● Problem statement:
Every single entry should be printed exactly.

**** Exercise inputs ****

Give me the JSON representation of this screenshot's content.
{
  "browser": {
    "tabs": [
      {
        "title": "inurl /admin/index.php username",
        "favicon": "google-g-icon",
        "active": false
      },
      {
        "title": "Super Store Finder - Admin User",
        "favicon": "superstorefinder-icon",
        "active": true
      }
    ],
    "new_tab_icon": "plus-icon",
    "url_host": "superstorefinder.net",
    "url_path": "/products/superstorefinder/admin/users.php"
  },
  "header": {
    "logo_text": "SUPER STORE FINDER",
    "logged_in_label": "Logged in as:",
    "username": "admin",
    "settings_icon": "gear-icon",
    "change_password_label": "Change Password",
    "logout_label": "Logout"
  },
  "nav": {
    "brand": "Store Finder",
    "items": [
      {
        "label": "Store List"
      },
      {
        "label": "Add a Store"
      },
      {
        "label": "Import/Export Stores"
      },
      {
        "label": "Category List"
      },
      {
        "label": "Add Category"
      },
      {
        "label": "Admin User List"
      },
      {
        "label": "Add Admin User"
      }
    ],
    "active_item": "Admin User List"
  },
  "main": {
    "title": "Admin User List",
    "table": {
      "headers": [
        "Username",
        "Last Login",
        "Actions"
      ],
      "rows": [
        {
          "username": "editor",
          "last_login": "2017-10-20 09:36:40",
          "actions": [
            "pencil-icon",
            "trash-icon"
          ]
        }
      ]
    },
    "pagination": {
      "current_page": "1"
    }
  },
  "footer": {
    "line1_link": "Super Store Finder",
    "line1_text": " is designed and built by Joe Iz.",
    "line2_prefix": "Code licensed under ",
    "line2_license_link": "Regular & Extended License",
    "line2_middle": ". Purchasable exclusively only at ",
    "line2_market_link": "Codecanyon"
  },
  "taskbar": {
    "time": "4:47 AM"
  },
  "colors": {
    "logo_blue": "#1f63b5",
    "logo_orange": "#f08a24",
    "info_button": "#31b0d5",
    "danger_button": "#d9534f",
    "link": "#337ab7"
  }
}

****

● Final answer:
Give me the JSON representation of this screenshot's content.
{
  "browser": {
    "tabs": [
      {
        "title": "inurl /admin/index.php username",
        "favicon": "google-g-icon",
        "active": false
      },
      {
        "title": "Super Store Finder - Admin User",
        "favicon": "superstorefinder-icon",
        "active": true
      }
    ],
    "new_tab_icon": "plus-icon",
    "url_host": "superstorefinder.net",
    "url_path": "/products/superstorefinder/admin/users.php"
  },
  "header": {
    "logo_text": "SUPER STORE FINDER",
    "logged_in_label": "Logged in as:",
    "username": "admin",
    "settings_icon": "gear-icon",
    "change_password_label": "Change Password",
    "logout_label": "Logout"
  },
  "nav": {
    "brand": "Store Finder",
    "items": [
      {
        "label": "Store List"
      },
      {
        "label": "Add a Store"
      },
      {
        "label": "Import/Export Stores"
      },
      {
        "label": "Category List"
      },
      {
        "label": "Add Category"
      },
      {
        "label": "Admin User List"
      },
      {
        "label": "Add Admin User"
      }
    ],
    "active_item": "Admin User List"
  },
  "main": {
    "title": "Admin User List",
    "table": {
      "headers": [
        "Username",
        "Last Login",
        "Actions"
      ],
      "rows": [
        {
          "username": "editor",
          "last_login": "2017-10-20 09:36:40",
          "actions": [
            "pencil-icon",
            "trash-icon"
          ]
        }
      ]
    },
    "pagination": {
      "current_page": "1"
    }
  },
  "footer": {
    "line1_link": "Super Store Finder",
    "line1_text": " is designed and built by Joe Iz.",
    "line2_prefix": "Code licensed under ",
    "line2_license_link": "Regular & Extended License",
    "line2_middle": ". Purchasable exclusively only at ",
    "line2_market_link": "Codecanyon"
  },
  "taskbar": {
    "time": "4:47 AM"
  },
  "colors": {
    "logo_blue": "#1f63b5",
    "logo_orange": "#f08a24",
    "info_button": "#31b0d5",
    "danger_button": "#d9534f",
    "link": "#337ab7"
  }
}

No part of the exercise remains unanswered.